Israel’s Coordinator of Government Activities in the Territories (COGAT) announced on Monday the easing of restrictions for Palestinians wishing to enter Jerusalem and pray at the Temple Mount/Haram al-Sharif during the month of Ramadan.
The step by Israel is routine, but the current decision also comes in the context of two US-initiated meetings, first in Aqaba, Jordan, and then in Sharm al-Sheikh, Egypt, to further escalate tensions. relief in the West Bank and the West Bank. Jerusalem during the holiday month.

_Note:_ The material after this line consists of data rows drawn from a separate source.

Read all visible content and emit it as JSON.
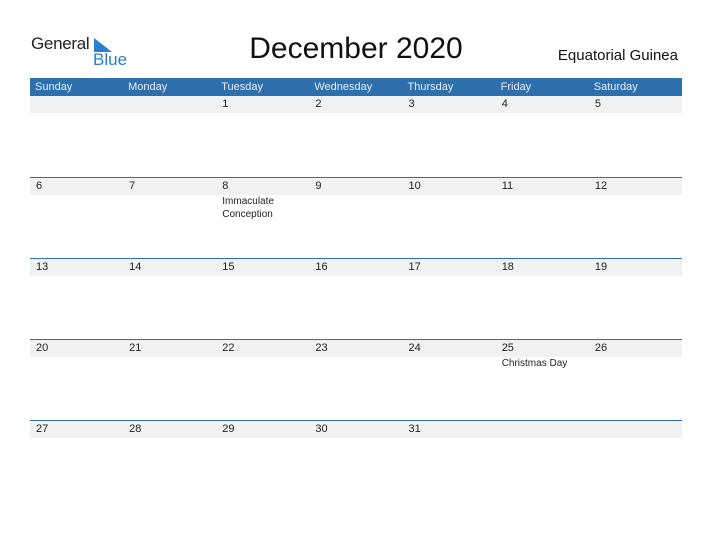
{
  "logo": {
    "text_general": "General",
    "text_blue": "Blue",
    "brand_color": "#2a7fcf"
  },
  "title": "December 2020",
  "country": "Equatorial Guinea",
  "header_color": "#2e6fae",
  "weekdays": [
    "Sunday",
    "Monday",
    "Tuesday",
    "Wednesday",
    "Thursday",
    "Friday",
    "Saturday"
  ],
  "weeks": [
    [
      {
        "day": ""
      },
      {
        "day": ""
      },
      {
        "day": "1"
      },
      {
        "day": "2"
      },
      {
        "day": "3"
      },
      {
        "day": "4"
      },
      {
        "day": "5"
      }
    ],
    [
      {
        "day": "6"
      },
      {
        "day": "7"
      },
      {
        "day": "8",
        "holiday": "Immaculate Conception"
      },
      {
        "day": "9"
      },
      {
        "day": "10"
      },
      {
        "day": "11"
      },
      {
        "day": "12"
      }
    ],
    [
      {
        "day": "13"
      },
      {
        "day": "14"
      },
      {
        "day": "15"
      },
      {
        "day": "16"
      },
      {
        "day": "17"
      },
      {
        "day": "18"
      },
      {
        "day": "19"
      }
    ],
    [
      {
        "day": "20"
      },
      {
        "day": "21"
      },
      {
        "day": "22"
      },
      {
        "day": "23"
      },
      {
        "day": "24"
      },
      {
        "day": "25",
        "holiday": "Christmas Day"
      },
      {
        "day": "26"
      }
    ],
    [
      {
        "day": "27"
      },
      {
        "day": "28"
      },
      {
        "day": "29"
      },
      {
        "day": "30"
      },
      {
        "day": "31"
      },
      {
        "day": ""
      },
      {
        "day": ""
      }
    ]
  ]
}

According to the new measures, Palestinian women, Palestinian men over the age of 55 and children up to the age of 12 living in the West Bank will be allowed to enter Israel and the Haram al-Sharif compound in Jerusalem without a permit for Ramadan on Friday. prayers. Palestinian men between the ages of 45-55 will be able to enter the mosque compound subject to a permit, which would then be subject to security clearance. In comparison, last year, Palestinian men aged 50-55 and older were allowed to enter the compound without a special permit.
Another concession announced was allowing a certain number (the exact number was not disclosed) of women aged 50 and over and men over 55 living in the Gaza Strip to visit Jerusalem between Sunday and Thursday.

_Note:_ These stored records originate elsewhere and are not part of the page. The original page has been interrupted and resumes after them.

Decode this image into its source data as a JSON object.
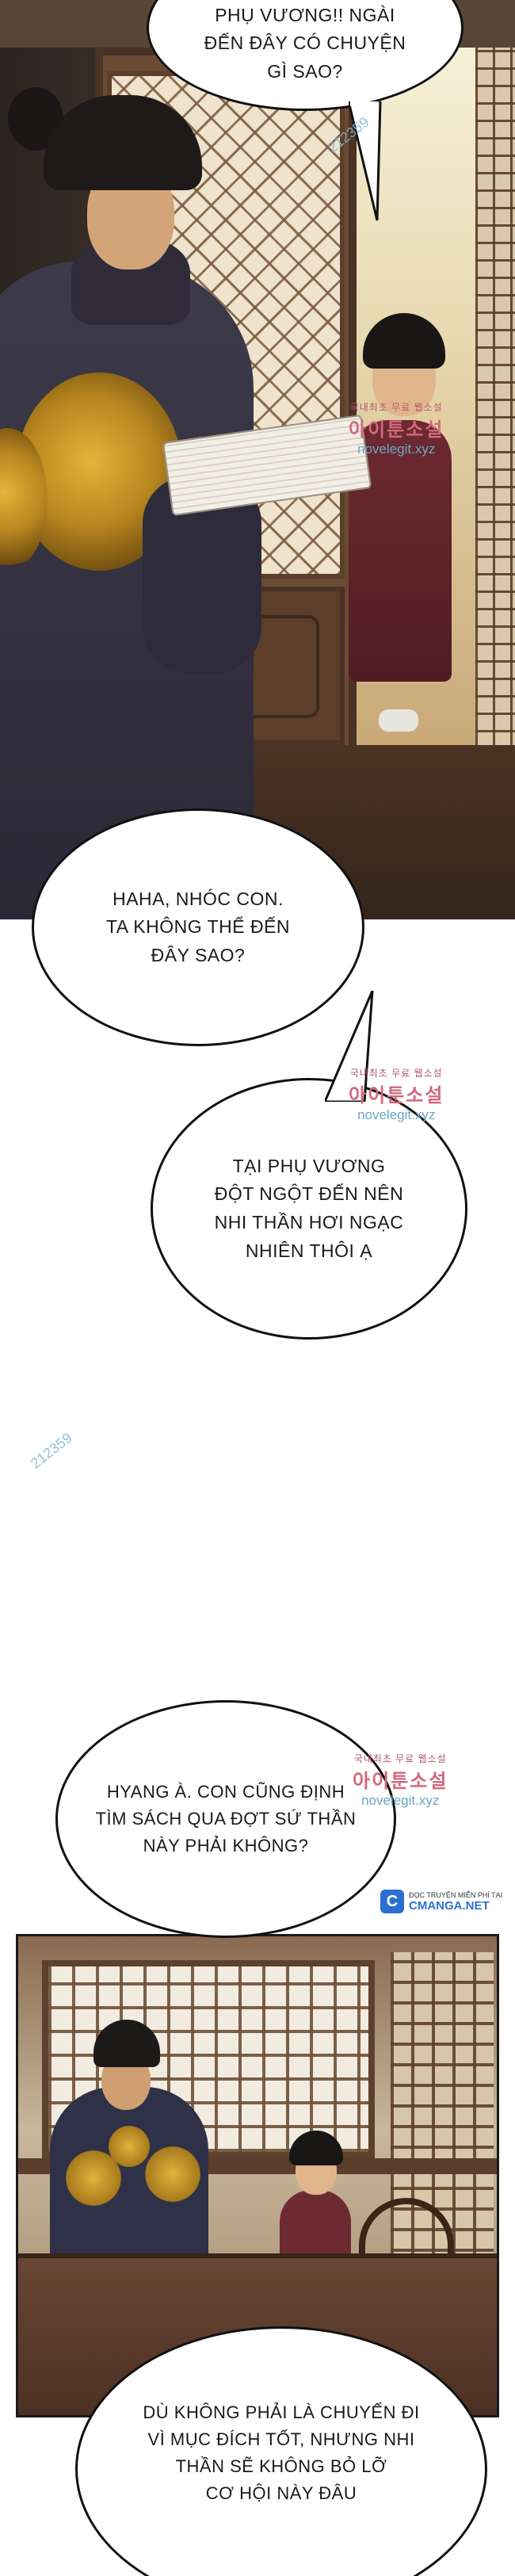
{
  "bubbles": {
    "b1": "PHỤ VƯƠNG!! NGÀI\nĐẾN ĐÂY CÓ CHUYỆN\nGÌ SAO?",
    "b2": "HAHA, NHÓC CON.\nTA KHÔNG THỂ ĐẾN\nĐÂY SAO?",
    "b3": "TẠI PHỤ VƯƠNG\nĐỘT NGỘT ĐẾN NÊN\nNHI THẦN HƠI NGẠC\nNHIÊN THÔI Ạ",
    "b4": "HYANG À. CON CŨNG ĐỊNH\nTÌM SÁCH QUA ĐỢT SỨ THẦN\nNÀY PHẢI KHÔNG?",
    "b5": "DÙ KHÔNG PHẢI LÀ CHUYẾN ĐI\nVÌ MỤC ĐÍCH TỐT, NHƯNG NHI\nTHẦN SẼ KHÔNG BỎ LỠ\nCƠ HỘI NÀY ĐÂU"
  },
  "watermarks": {
    "number": "212359",
    "site_top": "국내최초 무료 웹소설",
    "site_name": "아이툰소설",
    "site_url": "novelegit.xyz",
    "cmanga_small": "ĐỌC TRUYỆN MIỄN PHÍ TẠI",
    "cmanga_name": "CMANGA.NET",
    "cmanga_letter": "C"
  },
  "colors": {
    "accent_robe_king": "#2e3147",
    "accent_robe_child": "#6e2a33",
    "dragon_gold": "#e1b23b"
  }
}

In addition, Palestinians living in the West Bank will be allowed to visit family members living in Israel during Ramadan. Those living abroad would be allowed to visit their family in the West Bank. Both cases, however, would be subject to Israeli security clearance. Palestinians living in the West Bank will be allowed to book tickets for certain flights abroad through the southern Ramon Airport, and crossing points between Israel and the West Bank will operate sometimes longer than usual.
Visiting the Temple Mount/Haram al-Sharif compound is highly regulated. Jews are allowed to go up at certain times in the morning and in the afternoon. They are not allowed to pray there. For the past decade or so, the Israel Police have limited visiting times for Jews during the month of Ramadan, which is usually only authorized in the morning hours. No visits were authorized for Jews during the last 10 days of Ramadan, which are considered the holiest days of the month.
This year, the situation is more complicated. Some of these last 10 days fall on the Jewish holiday of Passover, when Jewish activists are increasing their visits to the compound. Minister of National Security Itamar Ben-Gvir is himself an advocate for Jewish visits to the site and has often asked to allow Jews to visit at any time of the day and to allow Jews to pray there as well. His wife, Ayala, is a member of one of the Temple Mount activist groups. Therefore, Ben-Gvir will certainly be under pressure to allow Jewish activists to visit the compound during the week of Passover.